1 tablespoon extra virgin olive oil or grass fed butter

1/2 teaspoon salt

1 onion or 2 shallots, minced

1 cup sweet brown rice, short grain brown rice or farro

1 bay leaf (sage leaf or orange leaf are great alternatives)

2 cups light vegetable broth or chicken stock

1 cup water

2/3 cup pumpkin purée from kabocha, sugar pie, red kuri or blue hubbard pumpkin (instructions below)

1 lemon, zested and juiced

1/4 teaspoon ground nutmeg

1/4 cup creamy unsweetened nut milk or organic whole milk from grass-fed cows

1/4 teaspoon ground black or white pepper (about 5 turns on a grinder)

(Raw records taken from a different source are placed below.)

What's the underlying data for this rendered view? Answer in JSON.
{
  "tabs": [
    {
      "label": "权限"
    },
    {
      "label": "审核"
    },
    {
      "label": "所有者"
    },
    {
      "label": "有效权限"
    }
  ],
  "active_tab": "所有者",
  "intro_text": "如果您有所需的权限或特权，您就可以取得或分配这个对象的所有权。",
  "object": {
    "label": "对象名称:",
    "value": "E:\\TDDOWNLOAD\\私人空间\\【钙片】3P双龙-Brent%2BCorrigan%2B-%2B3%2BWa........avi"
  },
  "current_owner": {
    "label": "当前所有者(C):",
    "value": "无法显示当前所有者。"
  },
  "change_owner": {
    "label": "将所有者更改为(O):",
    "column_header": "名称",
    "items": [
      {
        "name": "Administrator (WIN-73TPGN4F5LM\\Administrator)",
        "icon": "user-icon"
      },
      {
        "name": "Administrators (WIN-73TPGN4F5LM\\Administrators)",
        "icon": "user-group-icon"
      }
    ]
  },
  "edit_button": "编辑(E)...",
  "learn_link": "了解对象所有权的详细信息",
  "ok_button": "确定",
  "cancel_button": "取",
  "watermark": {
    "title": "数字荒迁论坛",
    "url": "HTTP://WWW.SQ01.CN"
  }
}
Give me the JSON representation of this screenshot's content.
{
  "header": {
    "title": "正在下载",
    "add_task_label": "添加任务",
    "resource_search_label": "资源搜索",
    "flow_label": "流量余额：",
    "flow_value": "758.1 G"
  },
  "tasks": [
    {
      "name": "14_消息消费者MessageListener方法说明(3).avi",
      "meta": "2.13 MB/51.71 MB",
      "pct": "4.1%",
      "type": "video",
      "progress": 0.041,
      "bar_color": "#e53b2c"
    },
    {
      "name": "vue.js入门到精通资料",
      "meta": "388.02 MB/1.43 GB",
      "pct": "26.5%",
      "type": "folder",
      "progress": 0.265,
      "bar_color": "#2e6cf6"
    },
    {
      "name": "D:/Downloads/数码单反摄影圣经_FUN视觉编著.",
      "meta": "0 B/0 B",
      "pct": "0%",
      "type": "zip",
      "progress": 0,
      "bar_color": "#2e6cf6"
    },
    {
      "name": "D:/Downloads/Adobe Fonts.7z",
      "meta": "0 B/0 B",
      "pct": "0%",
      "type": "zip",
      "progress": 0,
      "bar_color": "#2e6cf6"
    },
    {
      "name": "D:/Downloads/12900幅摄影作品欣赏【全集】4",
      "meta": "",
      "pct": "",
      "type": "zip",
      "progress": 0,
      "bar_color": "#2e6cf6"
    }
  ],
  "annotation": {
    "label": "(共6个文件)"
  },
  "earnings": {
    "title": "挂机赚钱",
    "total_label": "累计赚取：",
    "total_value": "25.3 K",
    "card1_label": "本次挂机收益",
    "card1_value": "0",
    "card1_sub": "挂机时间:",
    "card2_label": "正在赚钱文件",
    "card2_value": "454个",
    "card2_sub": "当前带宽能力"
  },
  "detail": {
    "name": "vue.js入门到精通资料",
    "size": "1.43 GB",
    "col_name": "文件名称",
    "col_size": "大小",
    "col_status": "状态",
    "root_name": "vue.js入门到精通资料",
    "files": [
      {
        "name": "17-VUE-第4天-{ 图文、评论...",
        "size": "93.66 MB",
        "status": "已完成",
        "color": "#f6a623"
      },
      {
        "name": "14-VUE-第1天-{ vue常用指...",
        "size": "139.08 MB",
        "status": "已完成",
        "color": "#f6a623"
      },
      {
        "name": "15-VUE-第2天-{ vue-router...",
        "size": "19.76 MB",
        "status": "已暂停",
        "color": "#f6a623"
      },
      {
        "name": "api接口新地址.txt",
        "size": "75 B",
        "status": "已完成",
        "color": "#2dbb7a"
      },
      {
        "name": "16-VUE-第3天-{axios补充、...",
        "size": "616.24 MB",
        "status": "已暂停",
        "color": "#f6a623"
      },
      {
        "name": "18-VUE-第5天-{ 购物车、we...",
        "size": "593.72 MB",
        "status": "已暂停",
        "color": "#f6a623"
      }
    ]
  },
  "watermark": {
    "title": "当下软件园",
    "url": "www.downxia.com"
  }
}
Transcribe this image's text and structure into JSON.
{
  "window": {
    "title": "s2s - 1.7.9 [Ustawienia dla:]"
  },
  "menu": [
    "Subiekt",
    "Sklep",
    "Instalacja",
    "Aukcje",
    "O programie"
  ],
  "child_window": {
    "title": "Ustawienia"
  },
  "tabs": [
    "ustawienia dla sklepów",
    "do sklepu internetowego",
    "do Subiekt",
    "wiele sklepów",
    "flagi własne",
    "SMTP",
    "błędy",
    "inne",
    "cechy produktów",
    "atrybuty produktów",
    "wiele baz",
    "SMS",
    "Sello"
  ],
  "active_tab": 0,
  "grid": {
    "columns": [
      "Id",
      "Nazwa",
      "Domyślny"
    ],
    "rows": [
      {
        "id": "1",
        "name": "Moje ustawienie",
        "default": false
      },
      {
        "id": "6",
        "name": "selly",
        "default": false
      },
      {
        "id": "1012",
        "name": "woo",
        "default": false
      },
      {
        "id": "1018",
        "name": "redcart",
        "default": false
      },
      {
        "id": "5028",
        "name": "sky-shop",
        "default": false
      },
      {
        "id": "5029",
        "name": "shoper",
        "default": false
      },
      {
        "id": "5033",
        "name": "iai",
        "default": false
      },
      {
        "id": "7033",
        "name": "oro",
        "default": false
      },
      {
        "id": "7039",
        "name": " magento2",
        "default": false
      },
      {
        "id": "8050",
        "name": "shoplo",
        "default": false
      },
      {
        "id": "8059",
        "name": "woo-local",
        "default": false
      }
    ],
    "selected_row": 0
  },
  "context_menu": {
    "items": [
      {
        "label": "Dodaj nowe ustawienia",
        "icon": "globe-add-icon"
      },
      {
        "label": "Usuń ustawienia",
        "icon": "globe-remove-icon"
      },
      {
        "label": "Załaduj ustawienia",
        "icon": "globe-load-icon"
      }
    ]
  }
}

grated parmesan, to serve

cilantro, to serve

What to do:

For the pumpkin purée (can be made up to four days in advance):

First prepare the pumpkin mixture.  Cook pumpkin of choice by cutting in half and placing, cut side down, on an oiled parchment-lined sheet pan and baking at 400  degrees F.  Cook until a fork pierces the skin easily, more or less 40 minutes, depending on the size of your pumpkin.  Remove from oven and let cool.

How to make pumpkin purée - The Clean Gourmet

Scoop flesh from pumpkin and purée in a food processor or push through a ricer or food mill. For this recipe you’ll need about one cup of purée.  Use remaining pumpkin for other purposes (Pinterest “pumpkin recipes” and you’ll see that there is a lifetime of possibilities) or plan on doubling, tripling or quadrupling the recipe to make croquettes out of leftover risotto;).

How to make pumpkin purée - The Clean Gourmet

How to make pumpkin purée - The Clean Gourmet

For the risotto:

Heat oil or butter over medium heat in a medium pot.  Add onion/shallot with the salt and sweat for about 5 minutes, until translucent.  (Reduce heat if you start to see any browning.)

Add rice or farro and bay leaf and toast in pot for a couple of minutes, stirring frequently.  Add 2 cups of broth, cover and simmer 20 minutes.  Remove lid and add the remaining cup of water slowly, while stirring frequently.  When rice is halfway cooked and the liquid absorbed, add pumpkin purée, lemon zest, nutmeg and water.  Continue stirring another few minutes.  The grains at this point should be tender, but chewy (a.ka.a. “al dente”).  Turn off the heat and stir in the milk and a touch of lemon juice to finish.

Serve immediately and top with cilantro (and parmesan, if using).  A glass of dry white wine will go very nicely…just saying :).